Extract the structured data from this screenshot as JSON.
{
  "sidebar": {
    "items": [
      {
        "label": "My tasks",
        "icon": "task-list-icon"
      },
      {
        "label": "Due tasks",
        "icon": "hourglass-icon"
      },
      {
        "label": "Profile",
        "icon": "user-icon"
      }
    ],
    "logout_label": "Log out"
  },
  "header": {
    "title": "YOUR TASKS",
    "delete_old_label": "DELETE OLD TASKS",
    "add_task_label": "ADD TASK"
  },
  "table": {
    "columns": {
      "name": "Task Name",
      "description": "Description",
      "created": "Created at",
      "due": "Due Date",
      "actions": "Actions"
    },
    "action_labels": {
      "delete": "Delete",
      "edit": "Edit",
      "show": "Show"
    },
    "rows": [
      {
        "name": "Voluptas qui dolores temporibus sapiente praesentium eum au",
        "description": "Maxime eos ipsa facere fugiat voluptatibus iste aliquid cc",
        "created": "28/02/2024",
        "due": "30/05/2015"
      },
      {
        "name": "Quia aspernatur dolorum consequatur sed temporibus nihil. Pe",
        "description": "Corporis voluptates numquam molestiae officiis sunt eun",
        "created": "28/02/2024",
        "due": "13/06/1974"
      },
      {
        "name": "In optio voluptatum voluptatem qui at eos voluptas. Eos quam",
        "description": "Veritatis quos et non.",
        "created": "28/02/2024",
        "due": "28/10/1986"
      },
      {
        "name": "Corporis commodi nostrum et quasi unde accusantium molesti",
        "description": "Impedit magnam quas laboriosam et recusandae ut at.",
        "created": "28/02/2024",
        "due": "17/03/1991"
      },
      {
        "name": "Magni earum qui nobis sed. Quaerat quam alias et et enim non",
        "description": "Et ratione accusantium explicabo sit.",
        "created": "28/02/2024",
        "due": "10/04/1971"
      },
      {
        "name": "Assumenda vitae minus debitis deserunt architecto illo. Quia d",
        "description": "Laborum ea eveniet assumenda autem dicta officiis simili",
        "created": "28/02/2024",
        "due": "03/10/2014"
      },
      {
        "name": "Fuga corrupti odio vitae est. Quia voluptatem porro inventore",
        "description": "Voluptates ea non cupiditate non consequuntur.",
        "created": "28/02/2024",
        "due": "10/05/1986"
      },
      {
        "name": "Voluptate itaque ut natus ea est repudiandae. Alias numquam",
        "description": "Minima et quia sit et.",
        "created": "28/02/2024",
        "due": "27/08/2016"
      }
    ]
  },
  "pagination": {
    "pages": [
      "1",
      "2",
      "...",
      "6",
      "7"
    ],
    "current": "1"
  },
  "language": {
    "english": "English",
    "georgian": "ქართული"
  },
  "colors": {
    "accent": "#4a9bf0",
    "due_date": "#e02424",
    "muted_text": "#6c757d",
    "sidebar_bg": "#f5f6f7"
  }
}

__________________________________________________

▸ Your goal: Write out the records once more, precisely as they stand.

▸ Solution:
Extract the structured data from this screenshot as JSON.
{
  "sidebar": {
    "items": [
      {
        "label": "My tasks",
        "icon": "task-list-icon"
      },
      {
        "label": "Due tasks",
        "icon": "hourglass-icon"
      },
      {
        "label": "Profile",
        "icon": "user-icon"
      }
    ],
    "logout_label": "Log out"
  },
  "header": {
    "title": "YOUR TASKS",
    "delete_old_label": "DELETE OLD TASKS",
    "add_task_label": "ADD TASK"
  },
  "table": {
    "columns": {
      "name": "Task Name",
      "description": "Description",
      "created": "Created at",
      "due": "Due Date",
      "actions": "Actions"
    },
    "action_labels": {
      "delete": "Delete",
      "edit": "Edit",
      "show": "Show"
    },
    "rows": [
      {
        "name": "Voluptas qui dolores temporibus sapiente praesentium eum au",
        "description": "Maxime eos ipsa facere fugiat voluptatibus iste aliquid cc",
        "created": "28/02/2024",
        "due": "30/05/2015"
      },
      {
        "name": "Quia aspernatur dolorum consequatur sed temporibus nihil. Pe",
        "description": "Corporis voluptates numquam molestiae officiis sunt eun",
        "created": "28/02/2024",
        "due": "13/06/1974"
      },
      {
        "name": "In optio voluptatum voluptatem qui at eos voluptas. Eos quam",
        "description": "Veritatis quos et non.",
        "created": "28/02/2024",
        "due": "28/10/1986"
      },
      {
        "name": "Corporis commodi nostrum et quasi unde accusantium molesti",
        "description": "Impedit magnam quas laboriosam et recusandae ut at.",
        "created": "28/02/2024",
        "due": "17/03/1991"
      },
      {
        "name": "Magni earum qui nobis sed. Quaerat quam alias et et enim non",
        "description": "Et ratione accusantium explicabo sit.",
        "created": "28/02/2024",
        "due": "10/04/1971"
      },
      {
        "name": "Assumenda vitae minus debitis deserunt architecto illo. Quia d",
        "description": "Laborum ea eveniet assumenda autem dicta officiis simili",
        "created": "28/02/2024",
        "due": "03/10/2014"
      },
      {
        "name": "Fuga corrupti odio vitae est. Quia voluptatem porro inventore",
        "description": "Voluptates ea non cupiditate non consequuntur.",
        "created": "28/02/2024",
        "due": "10/05/1986"
      },
      {
        "name": "Voluptate itaque ut natus ea est repudiandae. Alias numquam",
        "description": "Minima et quia sit et.",
        "created": "28/02/2024",
        "due": "27/08/2016"
      }
    ]
  },
  "pagination": {
    "pages": [
      "1",
      "2",
      "...",
      "6",
      "7"
    ],
    "current": "1"
  },
  "language": {
    "english": "English",
    "georgian": "ქართული"
  },
  "colors": {
    "accent": "#4a9bf0",
    "due_date": "#e02424",
    "muted_text": "#6c757d",
    "sidebar_bg": "#f5f6f7"
  }
}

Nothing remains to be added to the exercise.